How a Booming Economy Can Be Bad for Health and Safety
Even though it is a legal requirement, the costs involved with health and safety training can often be quite prohibitive for companies and individuals alike, especially for a NEBOSH General Certificate or NEBOSH Diploma for example usually costing a four figure sum to take. So it would be understandable to think that in a booming economy health and safety provision would increase and accidents would be reduced, and subsequently when times are hard that health and safety may fall by the wayside.
In fact, the opposite is usually true. When the economy is booming and times are good, business will usually have more money available to spend on safety training but will be so busy fulfilling orders or providing purchased services that they will not be able to let employees be away from the workplace in order to attend the training sessions. Not only will there be a lack of time available to have workers absent, but management may also be putting workers under pressure to fulfil customer orders and meet output targets, which can cause them to rush activities or even circumvent health and safety control measures. Rushing or by-passing controls will greatly increase the chances of workers suffering an accident or injury in the workplace, and it is important that management do not allow health and safety procedures to slip during busy periods or, even worse, actively encourage it for the sake of fulfilling customer demand.
Of course commercial businesses will want to capitalise on strong demand, but health and safety cannot be seen as a luxury commodity for when times are good or something to do in spare time when there are quiet phases.

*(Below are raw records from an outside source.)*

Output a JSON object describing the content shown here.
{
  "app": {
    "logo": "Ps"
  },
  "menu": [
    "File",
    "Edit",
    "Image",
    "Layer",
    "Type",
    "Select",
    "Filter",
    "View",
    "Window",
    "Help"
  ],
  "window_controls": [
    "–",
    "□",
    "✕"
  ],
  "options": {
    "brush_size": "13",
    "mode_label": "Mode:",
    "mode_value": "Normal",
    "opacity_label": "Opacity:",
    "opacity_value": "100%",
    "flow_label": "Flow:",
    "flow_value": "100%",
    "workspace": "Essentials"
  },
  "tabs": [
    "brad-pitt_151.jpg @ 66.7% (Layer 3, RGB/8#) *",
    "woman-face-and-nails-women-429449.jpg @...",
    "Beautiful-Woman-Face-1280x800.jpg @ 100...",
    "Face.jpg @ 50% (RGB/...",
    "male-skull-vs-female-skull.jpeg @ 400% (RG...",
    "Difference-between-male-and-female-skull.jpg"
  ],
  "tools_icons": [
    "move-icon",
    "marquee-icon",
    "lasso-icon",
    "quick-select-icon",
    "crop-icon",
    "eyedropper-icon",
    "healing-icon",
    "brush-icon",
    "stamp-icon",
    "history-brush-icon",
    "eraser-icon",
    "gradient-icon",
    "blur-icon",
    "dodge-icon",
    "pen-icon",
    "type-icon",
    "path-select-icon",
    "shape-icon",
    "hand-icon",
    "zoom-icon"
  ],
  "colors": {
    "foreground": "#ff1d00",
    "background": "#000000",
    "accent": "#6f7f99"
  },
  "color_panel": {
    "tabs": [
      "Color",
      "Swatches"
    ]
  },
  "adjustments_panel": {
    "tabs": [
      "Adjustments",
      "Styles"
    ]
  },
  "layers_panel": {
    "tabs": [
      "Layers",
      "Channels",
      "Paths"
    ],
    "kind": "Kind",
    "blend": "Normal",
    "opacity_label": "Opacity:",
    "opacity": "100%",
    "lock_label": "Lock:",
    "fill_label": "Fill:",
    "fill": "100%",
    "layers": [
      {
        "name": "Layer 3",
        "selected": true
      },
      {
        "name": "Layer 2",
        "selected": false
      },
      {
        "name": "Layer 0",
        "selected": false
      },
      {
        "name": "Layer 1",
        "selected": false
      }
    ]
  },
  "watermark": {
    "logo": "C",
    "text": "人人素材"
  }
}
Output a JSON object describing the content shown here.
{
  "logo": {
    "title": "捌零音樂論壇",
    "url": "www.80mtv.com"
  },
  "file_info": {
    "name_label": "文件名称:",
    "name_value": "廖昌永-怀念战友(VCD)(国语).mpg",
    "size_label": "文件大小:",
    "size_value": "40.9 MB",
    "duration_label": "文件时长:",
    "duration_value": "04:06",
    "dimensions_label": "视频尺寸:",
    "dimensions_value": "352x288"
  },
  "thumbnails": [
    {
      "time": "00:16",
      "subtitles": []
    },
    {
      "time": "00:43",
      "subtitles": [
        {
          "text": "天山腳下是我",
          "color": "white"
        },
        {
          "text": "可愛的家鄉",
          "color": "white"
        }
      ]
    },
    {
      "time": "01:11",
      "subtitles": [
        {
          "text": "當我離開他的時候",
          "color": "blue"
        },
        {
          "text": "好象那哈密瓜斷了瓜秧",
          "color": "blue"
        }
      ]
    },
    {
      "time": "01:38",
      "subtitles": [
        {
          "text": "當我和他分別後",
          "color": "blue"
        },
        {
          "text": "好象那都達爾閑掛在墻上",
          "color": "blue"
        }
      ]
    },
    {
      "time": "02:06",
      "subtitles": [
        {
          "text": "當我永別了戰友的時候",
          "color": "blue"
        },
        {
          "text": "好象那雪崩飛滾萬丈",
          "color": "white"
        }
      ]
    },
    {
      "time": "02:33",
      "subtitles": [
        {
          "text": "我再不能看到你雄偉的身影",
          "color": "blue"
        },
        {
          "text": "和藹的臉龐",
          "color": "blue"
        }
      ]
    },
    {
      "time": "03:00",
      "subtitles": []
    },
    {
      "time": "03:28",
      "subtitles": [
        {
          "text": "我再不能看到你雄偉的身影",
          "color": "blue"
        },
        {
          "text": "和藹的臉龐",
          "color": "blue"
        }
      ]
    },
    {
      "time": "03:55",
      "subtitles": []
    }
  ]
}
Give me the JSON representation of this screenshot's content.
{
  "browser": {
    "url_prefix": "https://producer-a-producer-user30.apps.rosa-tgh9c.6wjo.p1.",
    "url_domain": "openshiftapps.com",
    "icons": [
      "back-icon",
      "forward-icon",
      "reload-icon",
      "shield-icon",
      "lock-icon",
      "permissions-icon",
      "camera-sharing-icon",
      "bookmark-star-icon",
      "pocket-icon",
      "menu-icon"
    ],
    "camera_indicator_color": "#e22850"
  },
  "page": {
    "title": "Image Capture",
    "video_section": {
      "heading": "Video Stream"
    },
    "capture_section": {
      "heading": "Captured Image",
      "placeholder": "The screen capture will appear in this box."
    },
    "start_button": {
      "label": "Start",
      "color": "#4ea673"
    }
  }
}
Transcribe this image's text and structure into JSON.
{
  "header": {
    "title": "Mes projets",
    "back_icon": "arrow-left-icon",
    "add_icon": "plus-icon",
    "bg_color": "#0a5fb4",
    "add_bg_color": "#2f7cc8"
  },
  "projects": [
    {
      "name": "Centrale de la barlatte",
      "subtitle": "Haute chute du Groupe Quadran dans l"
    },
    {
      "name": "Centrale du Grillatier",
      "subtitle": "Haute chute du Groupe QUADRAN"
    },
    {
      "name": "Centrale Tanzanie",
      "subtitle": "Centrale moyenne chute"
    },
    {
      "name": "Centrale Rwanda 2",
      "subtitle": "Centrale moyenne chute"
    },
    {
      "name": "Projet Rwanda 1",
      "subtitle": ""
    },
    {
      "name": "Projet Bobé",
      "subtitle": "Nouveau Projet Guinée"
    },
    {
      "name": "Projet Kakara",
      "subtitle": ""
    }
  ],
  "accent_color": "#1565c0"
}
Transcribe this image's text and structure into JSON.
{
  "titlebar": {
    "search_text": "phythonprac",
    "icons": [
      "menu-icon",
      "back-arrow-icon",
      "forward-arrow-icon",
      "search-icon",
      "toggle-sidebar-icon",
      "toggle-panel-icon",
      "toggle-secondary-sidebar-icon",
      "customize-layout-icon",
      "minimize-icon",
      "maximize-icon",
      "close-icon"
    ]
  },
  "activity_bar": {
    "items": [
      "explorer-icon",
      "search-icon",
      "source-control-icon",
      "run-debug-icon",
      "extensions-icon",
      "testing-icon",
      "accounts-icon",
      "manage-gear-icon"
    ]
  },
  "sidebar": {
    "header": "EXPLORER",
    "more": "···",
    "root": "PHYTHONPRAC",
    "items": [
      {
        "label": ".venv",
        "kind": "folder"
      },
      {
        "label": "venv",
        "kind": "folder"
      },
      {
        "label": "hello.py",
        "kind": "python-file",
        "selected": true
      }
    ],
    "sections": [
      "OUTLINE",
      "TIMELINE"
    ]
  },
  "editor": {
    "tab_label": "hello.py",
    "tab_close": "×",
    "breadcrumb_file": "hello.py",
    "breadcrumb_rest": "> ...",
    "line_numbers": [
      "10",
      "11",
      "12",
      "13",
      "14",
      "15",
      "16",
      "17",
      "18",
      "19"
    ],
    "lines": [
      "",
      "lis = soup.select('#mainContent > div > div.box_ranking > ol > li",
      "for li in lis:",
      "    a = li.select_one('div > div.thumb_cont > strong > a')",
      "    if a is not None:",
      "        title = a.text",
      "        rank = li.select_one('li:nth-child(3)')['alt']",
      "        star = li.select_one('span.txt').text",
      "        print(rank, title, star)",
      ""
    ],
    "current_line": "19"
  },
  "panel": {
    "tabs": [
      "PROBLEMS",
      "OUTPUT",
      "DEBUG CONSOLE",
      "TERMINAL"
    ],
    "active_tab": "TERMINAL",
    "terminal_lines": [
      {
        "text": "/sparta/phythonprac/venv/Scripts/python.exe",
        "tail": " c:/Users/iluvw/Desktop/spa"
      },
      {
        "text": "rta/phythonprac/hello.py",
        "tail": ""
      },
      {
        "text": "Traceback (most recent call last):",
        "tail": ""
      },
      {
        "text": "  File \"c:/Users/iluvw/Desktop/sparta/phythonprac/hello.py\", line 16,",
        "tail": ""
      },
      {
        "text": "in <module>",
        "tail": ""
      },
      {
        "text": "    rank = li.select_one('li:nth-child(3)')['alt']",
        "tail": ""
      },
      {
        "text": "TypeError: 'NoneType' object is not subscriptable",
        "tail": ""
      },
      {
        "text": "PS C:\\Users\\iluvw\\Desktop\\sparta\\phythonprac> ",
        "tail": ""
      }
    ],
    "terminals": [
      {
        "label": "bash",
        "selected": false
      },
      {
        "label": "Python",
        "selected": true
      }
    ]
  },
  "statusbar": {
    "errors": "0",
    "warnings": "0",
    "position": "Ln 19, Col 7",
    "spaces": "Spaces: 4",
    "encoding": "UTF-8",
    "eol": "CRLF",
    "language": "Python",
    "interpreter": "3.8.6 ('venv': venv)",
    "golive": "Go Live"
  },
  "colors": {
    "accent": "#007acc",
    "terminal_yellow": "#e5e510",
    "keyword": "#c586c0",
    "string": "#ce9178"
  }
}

It needs to be integrated into the working time of employees whether the company is experiencing a busy period or not, and should to be maintained and adhered to at all times.